**Exercise brief**
Scan the entries below for the string "Ctrl" and copy every line where it turns up.

[App and web page records]
──────────
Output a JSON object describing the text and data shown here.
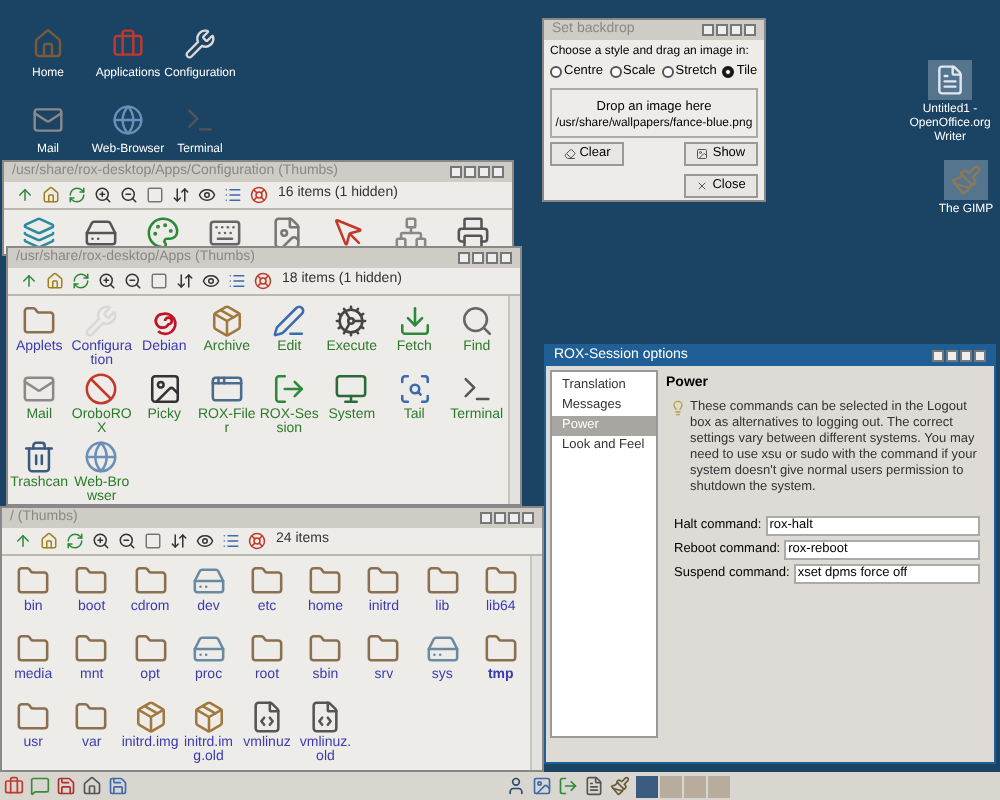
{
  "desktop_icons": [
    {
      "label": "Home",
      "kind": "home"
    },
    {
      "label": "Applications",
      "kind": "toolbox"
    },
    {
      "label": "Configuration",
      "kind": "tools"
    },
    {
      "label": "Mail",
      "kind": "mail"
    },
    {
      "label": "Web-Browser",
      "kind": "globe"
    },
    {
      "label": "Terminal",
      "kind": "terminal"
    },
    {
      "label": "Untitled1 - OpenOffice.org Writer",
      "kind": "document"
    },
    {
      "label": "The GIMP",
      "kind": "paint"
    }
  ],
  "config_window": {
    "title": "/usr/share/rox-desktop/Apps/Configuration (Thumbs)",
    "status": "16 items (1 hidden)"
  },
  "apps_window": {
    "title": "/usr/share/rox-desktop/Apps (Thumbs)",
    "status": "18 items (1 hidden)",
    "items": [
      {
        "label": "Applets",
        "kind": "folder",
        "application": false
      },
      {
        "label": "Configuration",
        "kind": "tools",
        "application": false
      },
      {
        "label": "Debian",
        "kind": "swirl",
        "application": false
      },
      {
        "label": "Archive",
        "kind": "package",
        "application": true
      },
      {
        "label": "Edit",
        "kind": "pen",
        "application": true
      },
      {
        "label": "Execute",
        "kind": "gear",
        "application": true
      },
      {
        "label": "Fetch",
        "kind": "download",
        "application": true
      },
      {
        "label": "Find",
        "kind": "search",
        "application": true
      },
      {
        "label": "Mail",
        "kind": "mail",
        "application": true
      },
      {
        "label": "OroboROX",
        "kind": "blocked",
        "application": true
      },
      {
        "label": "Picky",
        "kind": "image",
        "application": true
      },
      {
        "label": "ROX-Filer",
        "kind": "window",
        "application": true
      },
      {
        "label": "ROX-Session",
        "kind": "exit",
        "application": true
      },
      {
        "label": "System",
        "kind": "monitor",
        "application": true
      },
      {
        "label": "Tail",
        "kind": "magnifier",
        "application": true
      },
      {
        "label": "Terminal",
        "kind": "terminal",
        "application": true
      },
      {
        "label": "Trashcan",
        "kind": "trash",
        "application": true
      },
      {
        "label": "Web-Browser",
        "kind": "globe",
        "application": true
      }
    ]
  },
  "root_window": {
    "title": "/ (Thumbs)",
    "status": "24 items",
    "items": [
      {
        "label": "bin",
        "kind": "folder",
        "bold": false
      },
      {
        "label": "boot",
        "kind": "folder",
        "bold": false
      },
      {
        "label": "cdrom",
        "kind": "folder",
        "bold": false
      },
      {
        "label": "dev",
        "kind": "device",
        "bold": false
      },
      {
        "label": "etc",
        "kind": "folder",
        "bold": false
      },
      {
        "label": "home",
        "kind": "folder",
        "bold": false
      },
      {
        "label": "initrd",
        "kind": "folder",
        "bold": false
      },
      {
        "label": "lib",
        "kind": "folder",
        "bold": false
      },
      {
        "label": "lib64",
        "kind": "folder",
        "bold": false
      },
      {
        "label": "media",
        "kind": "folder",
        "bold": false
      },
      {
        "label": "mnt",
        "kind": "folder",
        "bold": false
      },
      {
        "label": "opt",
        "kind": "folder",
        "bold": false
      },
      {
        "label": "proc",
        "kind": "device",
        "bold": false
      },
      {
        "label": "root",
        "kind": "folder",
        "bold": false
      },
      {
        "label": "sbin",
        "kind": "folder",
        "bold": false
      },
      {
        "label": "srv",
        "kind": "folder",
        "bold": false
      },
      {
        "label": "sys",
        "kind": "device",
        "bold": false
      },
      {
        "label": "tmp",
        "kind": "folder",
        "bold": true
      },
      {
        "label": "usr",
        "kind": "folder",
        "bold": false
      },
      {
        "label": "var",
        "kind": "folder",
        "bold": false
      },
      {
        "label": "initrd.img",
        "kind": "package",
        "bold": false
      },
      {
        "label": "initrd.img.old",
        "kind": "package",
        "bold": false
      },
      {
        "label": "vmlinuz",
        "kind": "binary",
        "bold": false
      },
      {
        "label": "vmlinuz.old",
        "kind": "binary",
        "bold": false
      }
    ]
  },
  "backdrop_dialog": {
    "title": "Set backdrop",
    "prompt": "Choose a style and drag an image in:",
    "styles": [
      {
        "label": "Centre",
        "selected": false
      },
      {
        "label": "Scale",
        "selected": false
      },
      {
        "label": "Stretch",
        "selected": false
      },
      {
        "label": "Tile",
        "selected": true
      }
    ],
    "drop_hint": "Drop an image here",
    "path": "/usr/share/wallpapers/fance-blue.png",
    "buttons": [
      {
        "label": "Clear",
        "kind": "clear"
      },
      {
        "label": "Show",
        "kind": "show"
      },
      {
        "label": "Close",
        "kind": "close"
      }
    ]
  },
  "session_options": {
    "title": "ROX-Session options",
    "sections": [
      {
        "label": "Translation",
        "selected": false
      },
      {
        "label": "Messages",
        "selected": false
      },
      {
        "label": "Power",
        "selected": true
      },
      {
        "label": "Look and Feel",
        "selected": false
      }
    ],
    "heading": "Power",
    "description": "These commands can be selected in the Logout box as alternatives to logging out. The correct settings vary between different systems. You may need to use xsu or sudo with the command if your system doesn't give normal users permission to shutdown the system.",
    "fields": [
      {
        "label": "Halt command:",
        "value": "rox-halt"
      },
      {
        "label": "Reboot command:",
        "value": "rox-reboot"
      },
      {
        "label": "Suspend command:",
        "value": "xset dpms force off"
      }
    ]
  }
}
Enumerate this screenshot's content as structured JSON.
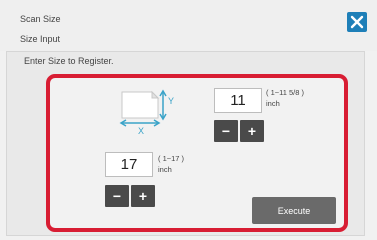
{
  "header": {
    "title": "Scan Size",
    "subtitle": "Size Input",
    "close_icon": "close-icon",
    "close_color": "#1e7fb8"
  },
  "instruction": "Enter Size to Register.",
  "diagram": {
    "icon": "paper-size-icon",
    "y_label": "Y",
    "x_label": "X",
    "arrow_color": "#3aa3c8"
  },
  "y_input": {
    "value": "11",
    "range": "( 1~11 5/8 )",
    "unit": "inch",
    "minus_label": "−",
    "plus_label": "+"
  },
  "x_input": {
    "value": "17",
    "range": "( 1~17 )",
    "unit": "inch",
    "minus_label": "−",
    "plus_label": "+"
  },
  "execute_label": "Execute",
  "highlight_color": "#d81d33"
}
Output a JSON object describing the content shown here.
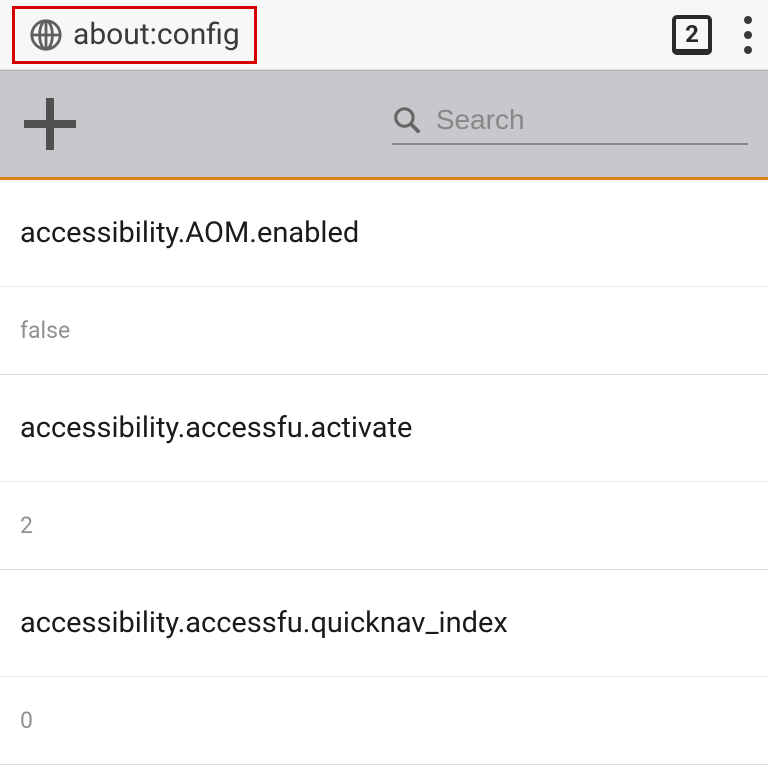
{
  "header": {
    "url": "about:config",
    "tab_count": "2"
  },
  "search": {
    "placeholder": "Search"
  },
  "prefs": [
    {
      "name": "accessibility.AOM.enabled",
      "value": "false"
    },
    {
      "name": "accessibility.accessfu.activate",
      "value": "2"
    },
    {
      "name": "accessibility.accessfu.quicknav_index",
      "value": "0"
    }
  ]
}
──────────
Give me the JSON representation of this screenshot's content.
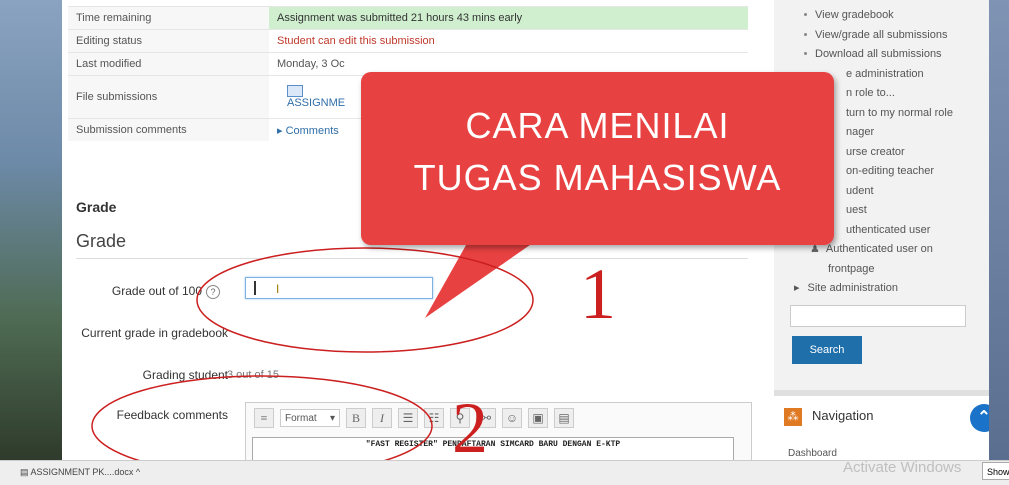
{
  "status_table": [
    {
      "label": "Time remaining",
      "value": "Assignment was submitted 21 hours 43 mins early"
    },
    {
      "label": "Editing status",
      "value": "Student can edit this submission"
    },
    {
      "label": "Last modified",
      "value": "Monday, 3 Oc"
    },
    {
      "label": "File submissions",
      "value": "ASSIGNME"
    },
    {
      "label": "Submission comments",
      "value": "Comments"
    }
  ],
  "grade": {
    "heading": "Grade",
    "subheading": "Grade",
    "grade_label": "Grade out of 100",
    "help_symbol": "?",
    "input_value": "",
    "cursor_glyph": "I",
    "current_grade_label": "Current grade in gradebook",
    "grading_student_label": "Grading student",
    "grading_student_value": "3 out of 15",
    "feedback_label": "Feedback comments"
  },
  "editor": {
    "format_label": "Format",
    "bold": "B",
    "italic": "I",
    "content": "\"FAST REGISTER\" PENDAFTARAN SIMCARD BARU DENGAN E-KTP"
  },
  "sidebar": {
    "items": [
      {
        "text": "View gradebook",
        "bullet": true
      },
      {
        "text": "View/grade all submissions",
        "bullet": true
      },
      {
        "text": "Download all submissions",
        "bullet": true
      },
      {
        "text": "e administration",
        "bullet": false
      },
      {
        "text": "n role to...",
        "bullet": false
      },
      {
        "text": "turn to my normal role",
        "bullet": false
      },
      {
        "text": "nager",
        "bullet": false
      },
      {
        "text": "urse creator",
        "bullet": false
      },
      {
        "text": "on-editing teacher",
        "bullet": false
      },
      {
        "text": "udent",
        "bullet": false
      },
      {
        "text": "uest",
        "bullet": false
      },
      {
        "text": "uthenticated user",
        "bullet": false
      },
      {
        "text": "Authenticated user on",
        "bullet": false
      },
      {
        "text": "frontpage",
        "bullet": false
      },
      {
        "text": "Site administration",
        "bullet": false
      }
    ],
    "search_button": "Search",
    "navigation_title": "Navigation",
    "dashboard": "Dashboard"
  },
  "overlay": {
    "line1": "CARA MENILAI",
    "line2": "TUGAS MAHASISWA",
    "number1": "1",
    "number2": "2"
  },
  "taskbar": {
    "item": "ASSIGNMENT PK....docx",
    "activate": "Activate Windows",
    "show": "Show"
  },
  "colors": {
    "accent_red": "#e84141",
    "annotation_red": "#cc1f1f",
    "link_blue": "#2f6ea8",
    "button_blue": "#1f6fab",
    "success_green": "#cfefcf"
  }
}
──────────
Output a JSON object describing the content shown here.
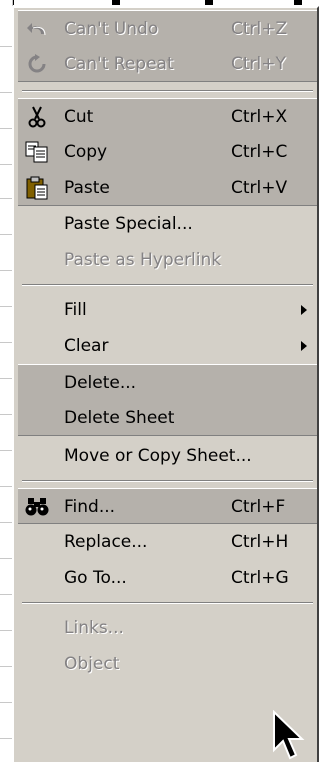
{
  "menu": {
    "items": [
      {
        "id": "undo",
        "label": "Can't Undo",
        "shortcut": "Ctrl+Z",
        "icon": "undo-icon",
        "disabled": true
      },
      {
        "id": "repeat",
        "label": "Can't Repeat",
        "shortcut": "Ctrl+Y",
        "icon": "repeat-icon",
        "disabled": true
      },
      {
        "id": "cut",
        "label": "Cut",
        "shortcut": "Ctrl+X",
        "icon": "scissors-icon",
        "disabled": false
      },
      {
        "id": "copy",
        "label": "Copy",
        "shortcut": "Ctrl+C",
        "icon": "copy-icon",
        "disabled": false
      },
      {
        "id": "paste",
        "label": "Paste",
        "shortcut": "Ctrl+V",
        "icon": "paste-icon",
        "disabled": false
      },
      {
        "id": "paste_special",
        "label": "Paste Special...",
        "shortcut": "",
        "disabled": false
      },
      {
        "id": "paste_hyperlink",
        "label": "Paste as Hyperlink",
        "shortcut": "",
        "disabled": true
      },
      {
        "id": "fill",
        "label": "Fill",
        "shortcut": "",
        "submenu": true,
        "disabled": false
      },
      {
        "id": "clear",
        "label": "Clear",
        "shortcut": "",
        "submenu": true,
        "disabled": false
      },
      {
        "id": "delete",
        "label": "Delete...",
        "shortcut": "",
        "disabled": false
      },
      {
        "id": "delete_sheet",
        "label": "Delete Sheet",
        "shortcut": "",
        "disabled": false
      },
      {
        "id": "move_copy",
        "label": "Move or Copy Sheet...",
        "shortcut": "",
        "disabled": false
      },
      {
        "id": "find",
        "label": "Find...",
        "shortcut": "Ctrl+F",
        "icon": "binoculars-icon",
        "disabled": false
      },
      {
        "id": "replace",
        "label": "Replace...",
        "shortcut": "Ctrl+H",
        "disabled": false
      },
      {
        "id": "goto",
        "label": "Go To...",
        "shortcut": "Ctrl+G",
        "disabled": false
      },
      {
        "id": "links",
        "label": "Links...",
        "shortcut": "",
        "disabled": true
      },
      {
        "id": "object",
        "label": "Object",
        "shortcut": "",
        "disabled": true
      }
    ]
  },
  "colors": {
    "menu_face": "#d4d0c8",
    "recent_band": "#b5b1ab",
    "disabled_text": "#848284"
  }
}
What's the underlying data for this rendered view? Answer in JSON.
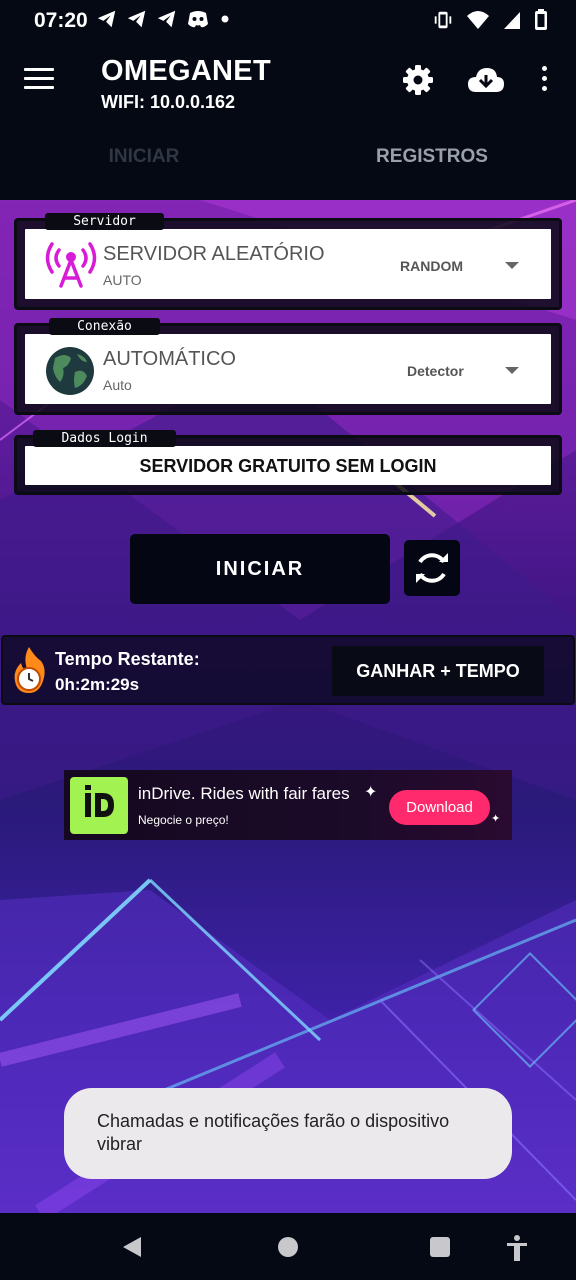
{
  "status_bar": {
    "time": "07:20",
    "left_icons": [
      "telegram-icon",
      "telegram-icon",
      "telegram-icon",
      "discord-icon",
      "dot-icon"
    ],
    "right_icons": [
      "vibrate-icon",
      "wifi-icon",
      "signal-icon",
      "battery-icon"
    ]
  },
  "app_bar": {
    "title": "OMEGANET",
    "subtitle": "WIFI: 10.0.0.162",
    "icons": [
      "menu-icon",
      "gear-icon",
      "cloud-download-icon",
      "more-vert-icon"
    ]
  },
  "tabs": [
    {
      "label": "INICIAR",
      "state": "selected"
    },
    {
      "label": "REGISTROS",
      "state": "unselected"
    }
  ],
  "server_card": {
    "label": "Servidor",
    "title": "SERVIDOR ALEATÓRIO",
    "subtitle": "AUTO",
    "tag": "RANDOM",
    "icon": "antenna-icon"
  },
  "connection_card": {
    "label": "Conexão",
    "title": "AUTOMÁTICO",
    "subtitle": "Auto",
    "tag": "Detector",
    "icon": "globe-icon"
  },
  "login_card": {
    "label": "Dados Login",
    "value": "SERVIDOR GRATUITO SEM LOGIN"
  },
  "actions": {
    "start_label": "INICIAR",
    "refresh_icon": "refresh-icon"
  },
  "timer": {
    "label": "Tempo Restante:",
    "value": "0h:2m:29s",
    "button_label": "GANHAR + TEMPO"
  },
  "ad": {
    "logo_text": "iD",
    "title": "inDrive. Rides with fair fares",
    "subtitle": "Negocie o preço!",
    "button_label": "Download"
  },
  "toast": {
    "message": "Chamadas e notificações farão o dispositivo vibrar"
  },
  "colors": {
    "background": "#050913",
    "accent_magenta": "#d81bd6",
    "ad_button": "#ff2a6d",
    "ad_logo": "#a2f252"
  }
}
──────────
**Completed task**
        "shortcut": "Ctrl+Z",
        "shortcut": "Ctrl+Y",
        "shortcut": "Ctrl+X",
        "shortcut": "Ctrl+C",
        "shortcut": "Ctrl+V",
        "shortcut": "Ctrl+F",
        "shortcut": "Ctrl+H",
        "shortcut": "Ctrl+G",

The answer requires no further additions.